The lines needed are those below that contain the word "продавца"; copy each one.

[GIVEN RECORDS — start]

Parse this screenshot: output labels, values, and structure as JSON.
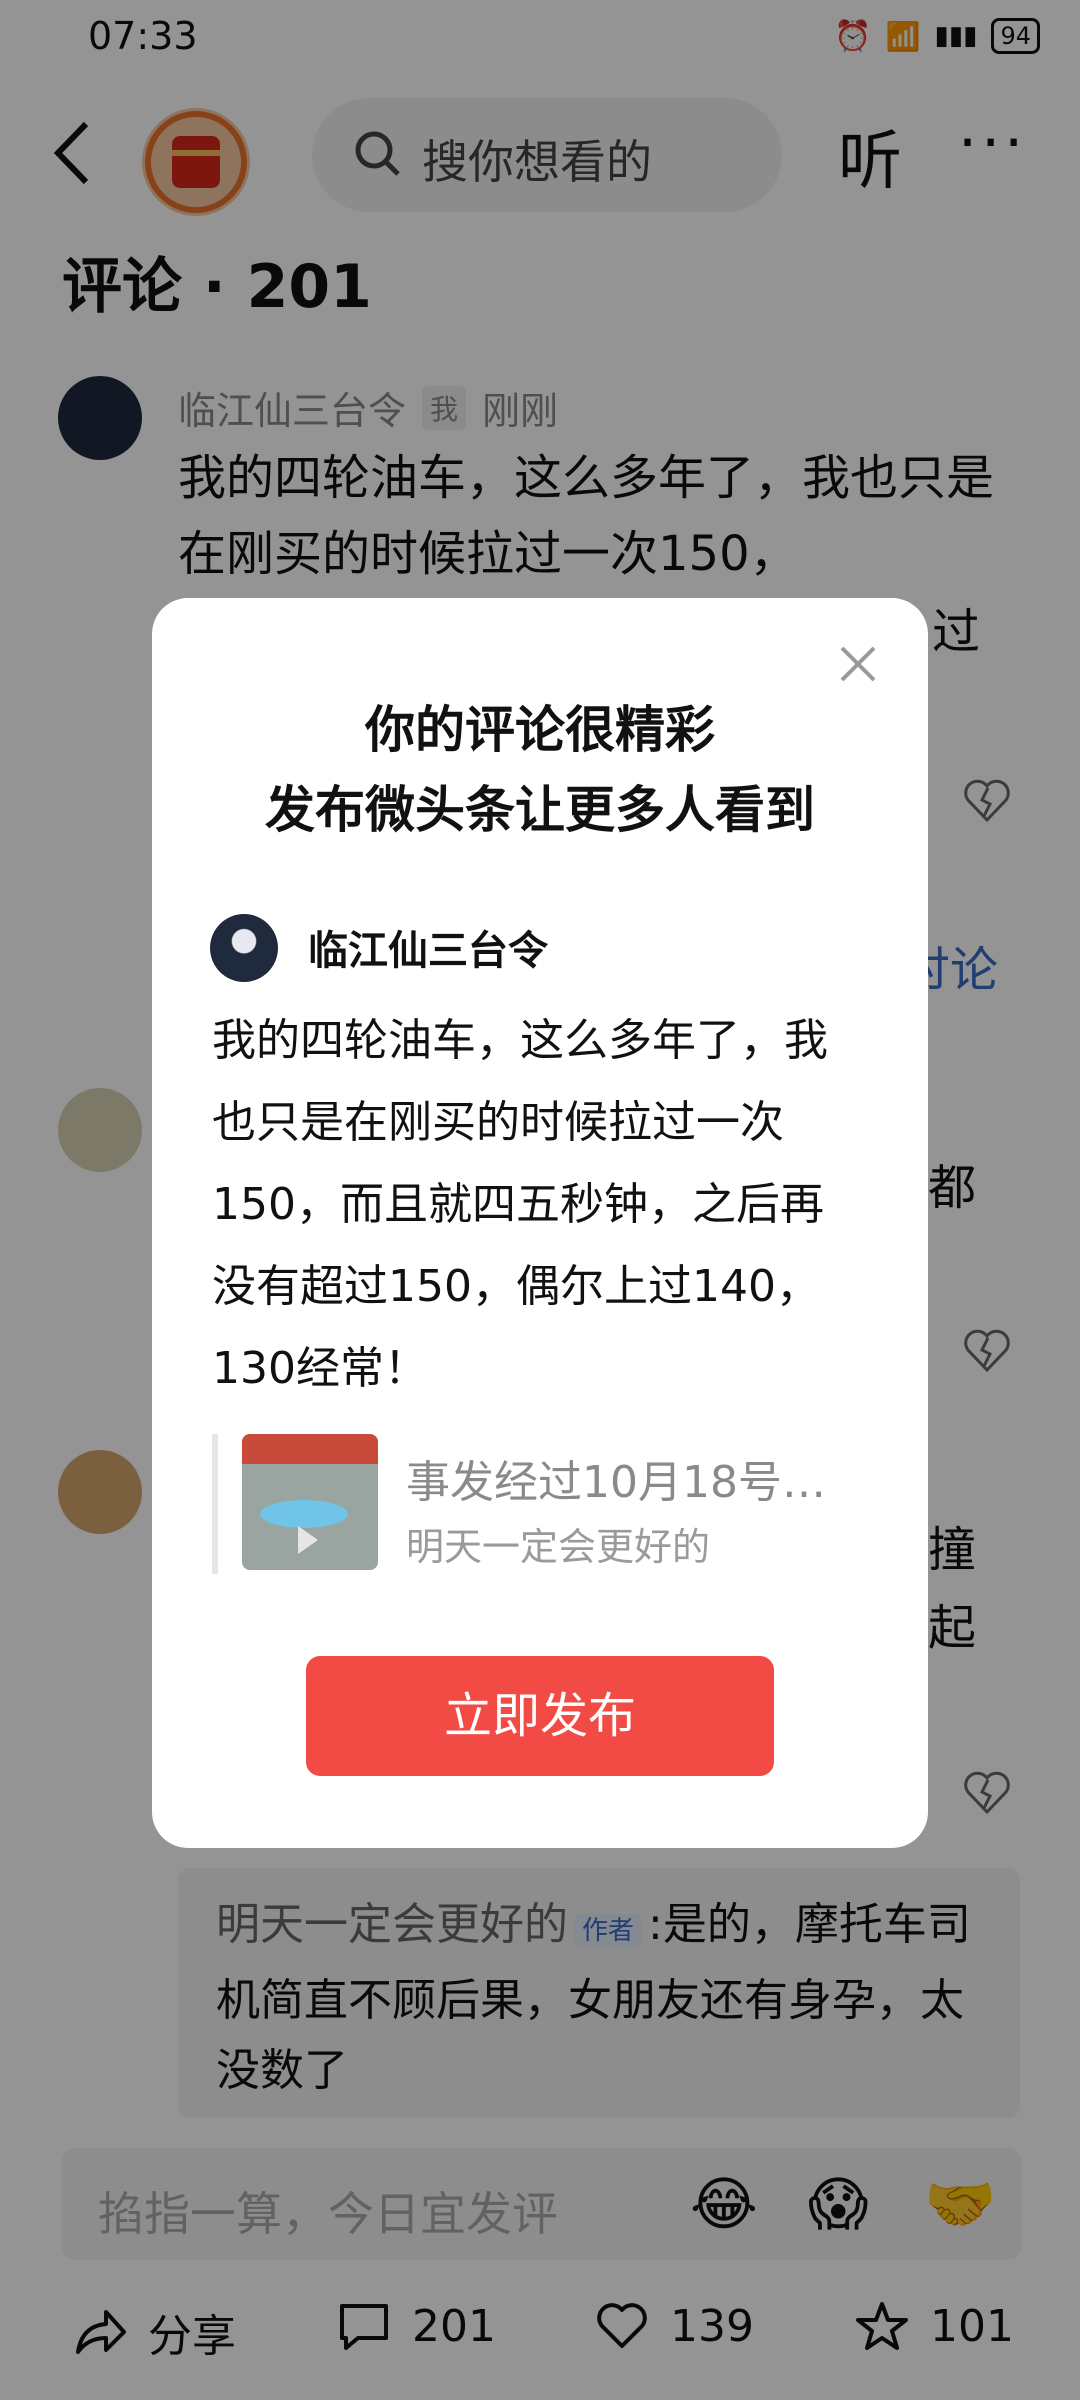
{
  "status": {
    "time": "07:33",
    "battery": "94"
  },
  "header": {
    "search_placeholder": "搜你想看的",
    "listen_label": "听",
    "more_label": "···"
  },
  "comments_header": {
    "title": "评论 · 201"
  },
  "comments": [
    {
      "name": "临江仙三台令",
      "badge": "我",
      "time": "刚刚",
      "text": "我的四轮油车，这么多年了，我也只是在刚买的时候拉过一次150，",
      "tail_glyph": "过"
    }
  ],
  "background_fragments": {
    "discuss": "讨论",
    "frag1": "都",
    "frag2": "撞",
    "frag3": "起"
  },
  "reply": {
    "name": "明天一定会更好的",
    "badge": "作者",
    "text": ":是的，摩托车司机简直不顾后果，女朋友还有身孕，太没数了"
  },
  "comment_input": {
    "placeholder": "掐指一算，今日宜发评"
  },
  "bottom_bar": {
    "share": "分享",
    "comments": "201",
    "likes": "139",
    "favorites": "101"
  },
  "modal": {
    "title_line1": "你的评论很精彩",
    "title_line2": "发布微头条让更多人看到",
    "username": "临江仙三台令",
    "text": "我的四轮油车，这么多年了，我也只是在刚买的时候拉过一次150，而且就四五秒钟，之后再没有超过150，偶尔上过140，130经常！",
    "quote_title": "事发经过10月18号…",
    "quote_author": "明天一定会更好的",
    "publish_button": "立即发布"
  },
  "colors": {
    "accent_red": "#f24a45",
    "author_blue": "#3a6cc7"
  }
}
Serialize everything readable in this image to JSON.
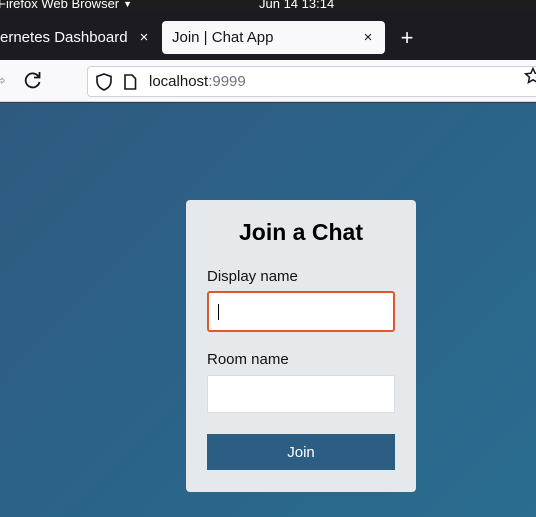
{
  "system_bar": {
    "app_menu": "Firefox Web Browser",
    "clock": "Jun 14  13:14"
  },
  "tabs": [
    {
      "label": "ernetes Dashboard",
      "active": false
    },
    {
      "label": "Join | Chat App",
      "active": true
    }
  ],
  "tab_close_glyph": "×",
  "new_tab_glyph": "+",
  "address_bar": {
    "host": "localhost",
    "port": ":9999"
  },
  "join_form": {
    "title": "Join a Chat",
    "display_name_label": "Display name",
    "display_name_value": "",
    "room_name_label": "Room name",
    "room_name_value": "",
    "submit_label": "Join"
  },
  "colors": {
    "page_background": "#2b6488",
    "focus_ring": "#e0572a",
    "button": "#2b5e82",
    "card": "#e5e9ec"
  }
}
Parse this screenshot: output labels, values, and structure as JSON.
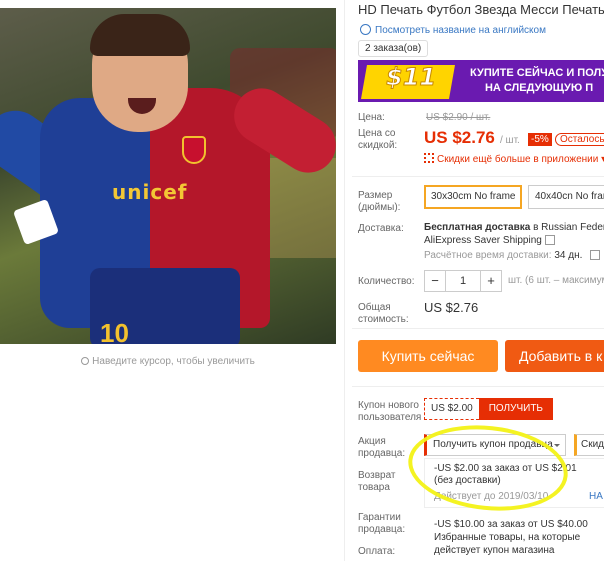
{
  "product": {
    "title": "HD Печать Футбол Звезда Месси Печать на х",
    "view_english": "Посмотреть название на английском",
    "orders": "2 заказа(ов)",
    "zoom_hint": "Наведите курсор, чтобы увеличить",
    "photo_sponsor": "unicef",
    "photo_number": "10"
  },
  "banner": {
    "amount": "$11",
    "text_line1": "КУПИТЕ СЕЙЧАС И ПОЛУ",
    "text_line2": "НА СЛЕДУЮЩУЮ П"
  },
  "price": {
    "label_price": "Цена:",
    "old": "US $2.90 / шт.",
    "label_discount": "Цена со скидкой:",
    "current": "US $2.76",
    "unit": "/ шт.",
    "discount": "-5%",
    "left": "Осталось",
    "app_discount": "Скидки ещё больше в приложении ▾"
  },
  "size": {
    "label": "Размер (дюймы):",
    "options": [
      "30x30cm No frame",
      "40x40cn No frar"
    ]
  },
  "shipping": {
    "label": "Доставка:",
    "line1_bold": "Бесплатная доставка",
    "line1_rest": " в Russian Federa",
    "method": "AliExpress Saver Shipping",
    "eta_prefix": "Расчётное время доставки:",
    "eta_value": "34 дн."
  },
  "quantity": {
    "label": "Количество:",
    "minus": "−",
    "value": "1",
    "plus": "+",
    "note": "шт. (6 шт. – максимум"
  },
  "total": {
    "label": "Общая стоимость:",
    "value": "US $2.76"
  },
  "buttons": {
    "buy": "Купить сейчас",
    "cart": "Добавить в к"
  },
  "coupons": {
    "new_user_label": "Купон нового пользователя",
    "new_user_amount": "US $2.00",
    "new_user_get": "ПОЛУЧИТЬ",
    "seller_label": "Акция продавца:",
    "seller_select": "Получить купон продавца",
    "seller_select2": "Скид",
    "c1_line1": "-US $2.00 за заказ от US $2.01",
    "c1_line2": "(без доставки)",
    "c1_expiry": "Действует до 2019/03/10",
    "c1_more": "НА",
    "c2_line1": "-US $10.00 за заказ от US $40.00",
    "c2_line2": "Избранные товары, на которые",
    "c2_line3": "действует купон магазина"
  },
  "labels": {
    "return": "Возврат товара",
    "guarantee": "Гарантии продавца:",
    "payment": "Оплата:"
  },
  "colors": {
    "accent": "#e62e04",
    "buy_button": "#ff8a21",
    "cart_button": "#f05a13",
    "banner_bg": "#6a1ab0",
    "annotation_circle": "#f3f216"
  }
}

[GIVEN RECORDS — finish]

RESPONSE TO THE EXERCISE
    "seller_label": "Акция продавца:",
    "seller_select": "Получить купон продавца",
    "guarantee": "Гарантии продавца:",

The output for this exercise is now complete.